ARELLANO: He ended up becoming an American citizen. We - I thought, you know, we had the three bedroom, two bath, swimming pool American dream. And now all of a sudden, we're the cause of California. So we would've been completely assimilated if not for this. We saw this as an existential threat, so a lot of people went into politics, went into advocacy. I became a reporter because of 187.

CHANG: It's so interesting. You were, like you said, you were just a sophomore. But I remember reading that while your classmates were protesting and walking out of school because of Prop 187, you decided not to. Tell me why you decided not to.

ARELLANO: Honestly, I was scared. I was scared.

CHANG: Scared of what?

ARELLANO: I just - I've never done something like this. My parents are still immigrants. I'm afraid that the police is going to round me up. They're going to go after my parents. And I also thought that it would do nothing, that walking out - what could us kids do to try to stop this 187? How is that going to stop people from hating us? And by the way, I talk about it in my podcast, I was maybe one of five students left in fifth period history class.

CHANG: In that classroom.

ARELLANO: And we're all looking at each other saying, we made a mistake.

CHANG: Did it feel a little bit shameful to be sitting there?

ARELLANO: I was embarrassed for years afterwards. And I got so ashamed of that that I said, you know what? I'm never going to care about politics ever again. I was against 187, of course, because my dad was undocumented.

CHANG: Yeah.

ARELLANO: I'm just going to, you know, become successful and buy a house in a gated community and never have to think about it again. But it came back to me.

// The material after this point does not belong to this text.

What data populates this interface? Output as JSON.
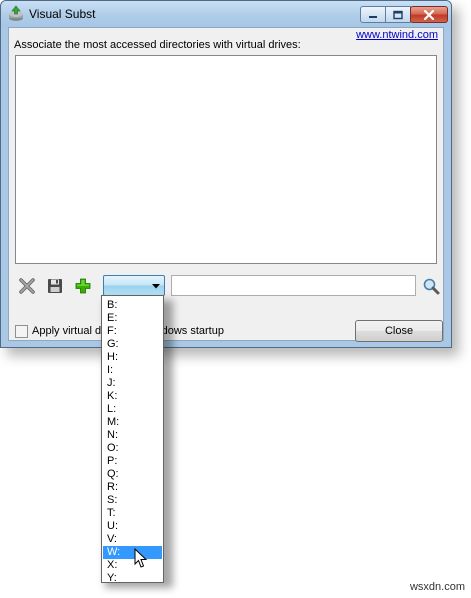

CHANG: Little did you know. Now Prop 187, it ended up getting challenged in the courts. It was dead by 1999. You argue, though, that it still has a profound lasting impact on American politics. Tell me when - when you were listening today to the debate over immigration, what feels incredibly familiar to you about it?

ARELLANO: The template - demonizing undocumented people, creating legislation that's going to target them and specifically going after the children and politicians using this to win. So in 1994, it's not just a story of 187, it's also the story of former California governor Pete Wilson, who was running behind in his reelection campaign, saw that illegal immigration was an issue that he could win on, and he won it. Exactly with President Trump. You know, in his very first speech, remember, he said, people coming across the border were rapists, were drug smugglers. And some of them, I think, are good people.

CHANG: Right.

ARELLANO: That's exactly the rhetoric...

CHANG: Back in June 2015.

ARELLANO: And more - and I cannot overemphasize how much 187 - yes, it inspired a generation of Latinx activists, but also inspired a new generation of immigration restrictionists. SB 1070 comes from this from Arizona, legislation in Pennsylvania, in Oklahoma. The main immigrant control group, Federation for American Immigration Reform, I interviewed the president, Dan Stein, and he said, yeah, with 187, we learned what to do and what not to do.

CHANG: Gustavo Arellano reports for The LA Times.

Thank you very much for coming into the studio today.

ARELLANO: Gracias for having me.

(SOUNDBITE OF KRAFTWERK'S "TRANS-EUROPE EXPRESS") Transcript provided by NPR, Copyright NPR.